KC: We are coming to recognize more and more that the human nervous system, the brain, and everything else, which is where depression or burnout exists, is very sensitive to the environment around us. That is both the physical aesthetics and all that, but other people, stress, and things like that. We know people who are in stressful situations, their brain chemistry gets impacted. It’s not simply a matter of are you strong enough to resist it or look past it. If you lock yourself in a dark room all day every day for months, it’s going to affect your mental health chemically in the same way if you are trapped in situations that don’t feel hopeful. Pieces of your brain begin to struggle. And so yes, absolutely. There are points where folks dealing with chronic burnout might need a short-term boost from some medication. We know that that trying medication isn’t a life sentence.
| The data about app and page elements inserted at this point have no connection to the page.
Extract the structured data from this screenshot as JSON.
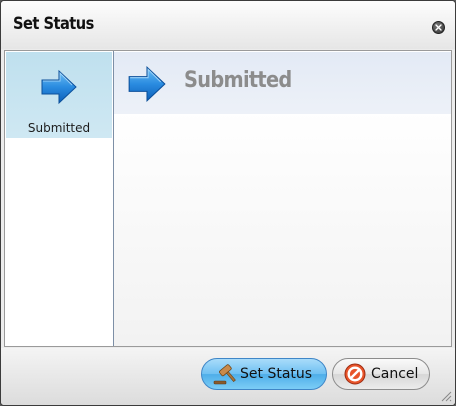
{
  "dialog": {
    "title": "Set Status"
  },
  "sidebar": {
    "items": [
      {
        "label": "Submitted",
        "icon": "right-arrow-icon",
        "selected": true
      }
    ]
  },
  "main": {
    "heading": "Submitted",
    "icon": "right-arrow-icon"
  },
  "footer": {
    "set_status_label": "Set Status",
    "set_status_icon": "gavel-icon",
    "cancel_label": "Cancel",
    "cancel_icon": "cancel-icon"
  },
  "colors": {
    "arrow_blue": "#1f7ed6",
    "selected_bg": "#c6e4f1",
    "header_bg": "#e6ecf6",
    "heading_text": "#8c8c8c"
  }
}
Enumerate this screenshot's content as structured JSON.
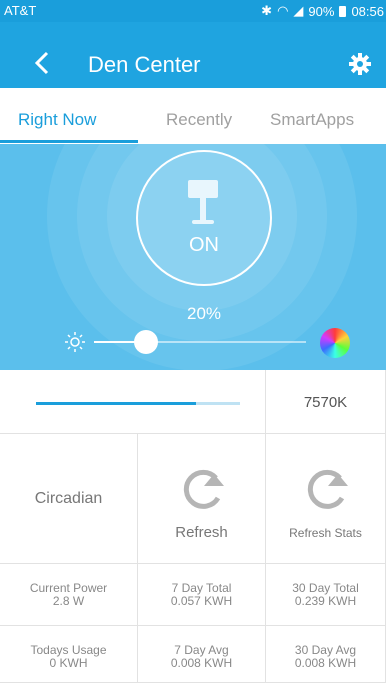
{
  "status": {
    "carrier": "AT&T",
    "battery": "90%",
    "time": "08:56"
  },
  "header": {
    "title": "Den Center"
  },
  "tabs": [
    "Right Now",
    "Recently",
    "SmartApps"
  ],
  "device": {
    "state": "ON",
    "level_pct": "20%",
    "level": 0.2,
    "color_temp": "7570K",
    "temp_level": 0.78
  },
  "actions": {
    "circadian": "Circadian",
    "refresh": "Refresh",
    "refresh_stats": "Refresh Stats"
  },
  "stats": [
    {
      "label": "Current Power",
      "value": "2.8 W"
    },
    {
      "label": "7 Day Total",
      "value": "0.057 KWH"
    },
    {
      "label": "30 Day Total",
      "value": "0.239 KWH"
    },
    {
      "label": "Todays Usage",
      "value": "0 KWH"
    },
    {
      "label": "7 Day Avg",
      "value": "0.008 KWH"
    },
    {
      "label": "30 Day Avg",
      "value": "0.008 KWH"
    }
  ],
  "colors": {
    "accent": "#1a9edb",
    "hero": "#5bbfec"
  }
}
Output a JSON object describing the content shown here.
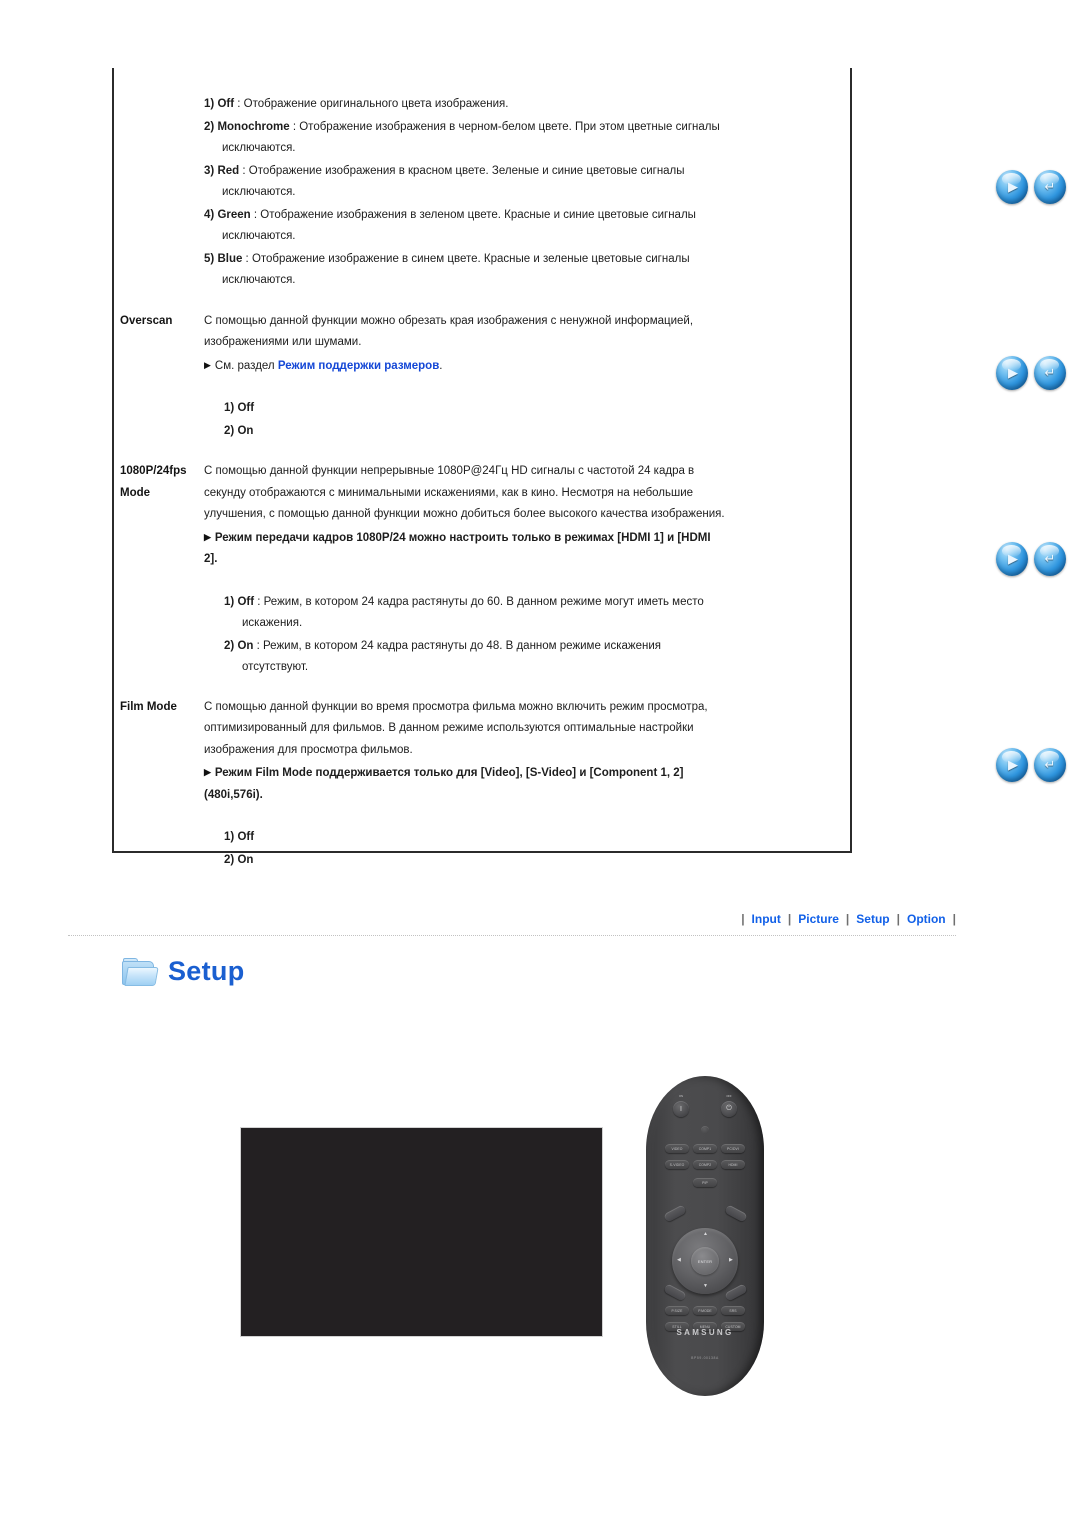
{
  "page": {
    "color_mode_options": [
      {
        "n": "1)",
        "term": "Off",
        "sep": " : ",
        "text": "Отображение оригинального цвета изображения."
      },
      {
        "n": "2)",
        "term": "Monochrome",
        "sep": " : ",
        "text": "Отображение изображения в черном-белом цвете. При этом цветные сигналы исключаются."
      },
      {
        "n": "3)",
        "term": "Red",
        "sep": " : ",
        "text": "Отображение изображения в красном цвете. Зеленые и синие цветовые сигналы исключаются."
      },
      {
        "n": "4)",
        "term": "Green",
        "sep": " : ",
        "text": "Отображение изображения в зеленом цвете. Красные и синие цветовые сигналы исключаются."
      },
      {
        "n": "5)",
        "term": "Blue",
        "sep": " : ",
        "text": "Отображение изображение в синем цвете. Красные и зеленые цветовые сигналы исключаются."
      }
    ],
    "overscan": {
      "label": "Overscan",
      "paragraph": "С помощью данной функции можно обрезать края изображения с ненужной информацией, изображениями или шумами.",
      "note_prefix": "См. раздел ",
      "note_link": "Режим поддержки размеров",
      "note_suffix": ".",
      "options": [
        {
          "n": "1)",
          "term": "Off"
        },
        {
          "n": "2)",
          "term": "On"
        }
      ]
    },
    "fps_mode": {
      "label_line1": "1080P/24fps",
      "label_line2": "Mode",
      "paragraph": "С помощью данной функции непрерывные 1080P@24Гц HD сигналы с частотой 24 кадра в секунду отображаются с минимальными искажениями, как в кино. Несмотря на небольшие улучшения, с помощью данной функции можно добиться более высокого качества изображения.",
      "note": "Режим передачи кадров 1080P/24 можно настроить только в режимах [HDMI 1] и [HDMI 2].",
      "options": [
        {
          "n": "1)",
          "term": "Off",
          "sep": " : ",
          "text": "Режим, в котором 24 кадра растянуты до 60. В данном режиме могут иметь место искажения."
        },
        {
          "n": "2)",
          "term": "On",
          "sep": " : ",
          "text": "Режим, в котором 24 кадра растянуты до 48. В данном режиме искажения отсутствуют."
        }
      ]
    },
    "film_mode": {
      "label": "Film Mode",
      "paragraph": "С помощью данной функции во время просмотра фильма можно включить режим просмотра, оптимизированный для фильмов. В данном режиме используются оптимальные настройки изображения для просмотра фильмов.",
      "note": "Режим Film Mode поддерживается только для [Video], [S-Video] и [Component 1, 2](480i,576i).",
      "options": [
        {
          "n": "1)",
          "term": "Off"
        },
        {
          "n": "2)",
          "term": "On"
        }
      ]
    }
  },
  "nav": {
    "separator": "|",
    "items": [
      {
        "label": "Input"
      },
      {
        "label": "Picture"
      },
      {
        "label": "Setup"
      },
      {
        "label": "Option"
      }
    ]
  },
  "section": {
    "title": "Setup",
    "icon": "folder-icon"
  },
  "orb_buttons": {
    "next_glyph": "▶",
    "return_glyph": "↵"
  },
  "remote": {
    "brand": "SAMSUNG",
    "model": "BP59-00138A",
    "power": {
      "on_label": "ON",
      "off_label": "OFF",
      "on_glyph": "I",
      "off_glyph": "⏻"
    },
    "source_glyph": "⊙",
    "input_keys": [
      "VIDEO",
      "COMP1",
      "PC/DVI",
      "S-VIDEO",
      "COMP2",
      "HDMI",
      "PIP"
    ],
    "dpad": {
      "enter": "ENTER",
      "up": "▲",
      "down": "▼",
      "left": "◀",
      "right": "▶"
    },
    "lower_keys": [
      "P.SIZE",
      "P.MODE",
      "SRS",
      "STILL",
      "MENU",
      "CUSTOM"
    ]
  },
  "colors": {
    "link_blue": "#1160e8",
    "note_link_blue": "#1447d6",
    "section_title_blue": "#1a5fd0",
    "screen_black": "#232022",
    "border": "#2b2b2b"
  }
}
There are a lot of folks who are afraid that once I do this, I’m always doing this. There are a lot of people who very successfully use antidepressants and some of these other medications to just kind of clear space for a season of their life. Maybe three months, six months, a year. And once they get their feet back on the ground, they can reevaluate whether they need that medication. So, absolutely. We recommend talking to your PCP, your OB-Gyn, your therapist, or a psychiatrist about whether medication might help you get over the hump and reboot.
MR: As we wrap up, just those few takeaways, talk to somebody, take your PTO …
KC: Sleep. Lighten up on the coping mechanisms. Those are the key ones. And again, like so many things mental health, we get locked in our head and say that this is just us when the reality is, it’s almost everybody around you and one of the single best things you can do for your mental health is to stop pretending like these problems are isolated to us and start speaking up so that everyone feels safe to say, Oh, wow, that’s me too.
MR: All right, Ken Clark. Thank you.